At his studio in Montreal, the artist works with a team of scientists, engineers, programmers, architects, and designers to develop the project; at the El Paso–Juárez border, he invites local artists and performers and members of the public to use ‘Border Tuner’ to listen to, share, and visualize their voices and stories. Highlighting the intimate, personal relations in a public space that is otherwise systematically dehumanizing, Lozano-Hemmer explains, “The most important role that art can play is that of making complexity visible. The usage of technology is inevitable; it’s up to the artist to use those technologies to create experiences that are intimate, connected, and critical.”

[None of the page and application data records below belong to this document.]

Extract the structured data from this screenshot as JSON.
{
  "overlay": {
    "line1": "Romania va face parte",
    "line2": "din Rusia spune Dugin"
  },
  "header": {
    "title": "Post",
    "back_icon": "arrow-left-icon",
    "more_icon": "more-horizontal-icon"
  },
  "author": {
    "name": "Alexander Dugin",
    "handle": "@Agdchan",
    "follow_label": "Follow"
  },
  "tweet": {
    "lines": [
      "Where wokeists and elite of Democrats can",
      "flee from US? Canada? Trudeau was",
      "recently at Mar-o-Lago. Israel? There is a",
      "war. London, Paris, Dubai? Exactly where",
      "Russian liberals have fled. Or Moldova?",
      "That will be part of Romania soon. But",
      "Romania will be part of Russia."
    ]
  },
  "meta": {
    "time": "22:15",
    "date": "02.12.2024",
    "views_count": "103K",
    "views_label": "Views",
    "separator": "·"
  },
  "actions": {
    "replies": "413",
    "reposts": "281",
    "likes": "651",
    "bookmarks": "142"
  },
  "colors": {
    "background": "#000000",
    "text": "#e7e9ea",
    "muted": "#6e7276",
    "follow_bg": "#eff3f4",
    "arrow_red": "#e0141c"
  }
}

This extended segment includes Remote Pulse, 2019; an interactive installation consisting of two identical pulse-sensing stations that are interconnected over the internet. When a person places their hands on one station automatically the person on the other station feels their pulse, as the plates vibrate in sync with the heartbeat of the remote person, and vice versa. The piece was originally presented as part of Lozano-Hemmer’s Border Tuner’ installation across the US-Mexico border, with one station in Ciudad Juárez, Chihuahua and the other in El Paso, Texas. This piece is part of ‘Rafael Lozano-Hemmer: Latidos’ exhibition showing at < Arte Abierto > until December 13th, 2020 and will stay here permanently.

‘Borderlands’ premiered on October 2nd, 2020 on PBS. Enter here to watch the whole episode on PBS.

RAFAEL LOZANO-HEMMER IN ‘BORDERLANDS’

EXTENDED SEGMENT | ART21

Enter here to watch it directly on YouTube.

Art21 proudly presents this special extended segment as a complement to the “Borderlands” episode from the tenth season of the “Art in the Twenty-First Century” series. Edited to focus on a singular artist narrative, this film contains original material not included in the television broadcast.

Known for his large-scale, interactive installations, Rafael Lozano-Hemmer uses contemporary technologies like computerized surveillance, heart-rate sensors, and robotics to create participatory experiences and platforms for public participation and connection. The artist frequently works in and transforms public spaces, creating awe-inspiring, poetic, and critical installations, like ‘Voz Alta’: a massive megaphone system erected in a Mexico City plaza to commemorate the infamous Tlatelolco student massacre in 1968. Spurred by his Mexican heritage and the growing nationalism in the United States, Lozano-Hemmer embarks on his most ambitious project to date: ‘Border Tuner’, an enormous intercom system at the border between El Paso and Juárez that allows participants from both sides to speak and listen to each other via radio-enabled searchlights.

At his studio in Montreal, the artist works with a team of scientists, engineers, programmers, architects, and designers to develop the project; at the El Paso–Juárez border, he invites local artists and performers and members of the public to use ‘Border Tuner’ to listen to, share, and visualize their voices and stories. Highlighting the intimate, personal relations in a public space that is otherwise systematically dehumanizing, Lozano-Hemmer explains, “The most important role that art can play is that of making complexity visible. The usage of technology is inevitable; it’s up to the artist to use those technologies to create experiences that are intimate, connected, and critical.”

This extended segment includes Remote Pulse, 2019; an interactive installation consisting of two identical pulse-sensing stations that are interconnected over the internet. When a person places their hands on one station automatically the person on the other station feels their pulse, as the plates vibrate in sync with the heartbeat of the remote person, and vice versa. The piece was originally presented as part of Lozano-Hemmer’s Border Tuner’ installation across the US-Mexico border, with one station in Ciudad Juárez, Chihuahua and the other in El Paso, Texas. This piece is part of ‘Rafael Lozano-Hemmer: Latidos’ exhibition showing at < Arte Abierto > until December 13th, 2020 and will stay here permanently.

‘Borderlands’ premiered on October 2nd, 2020 on PBS. Enter here to watch the whole episode on PBS.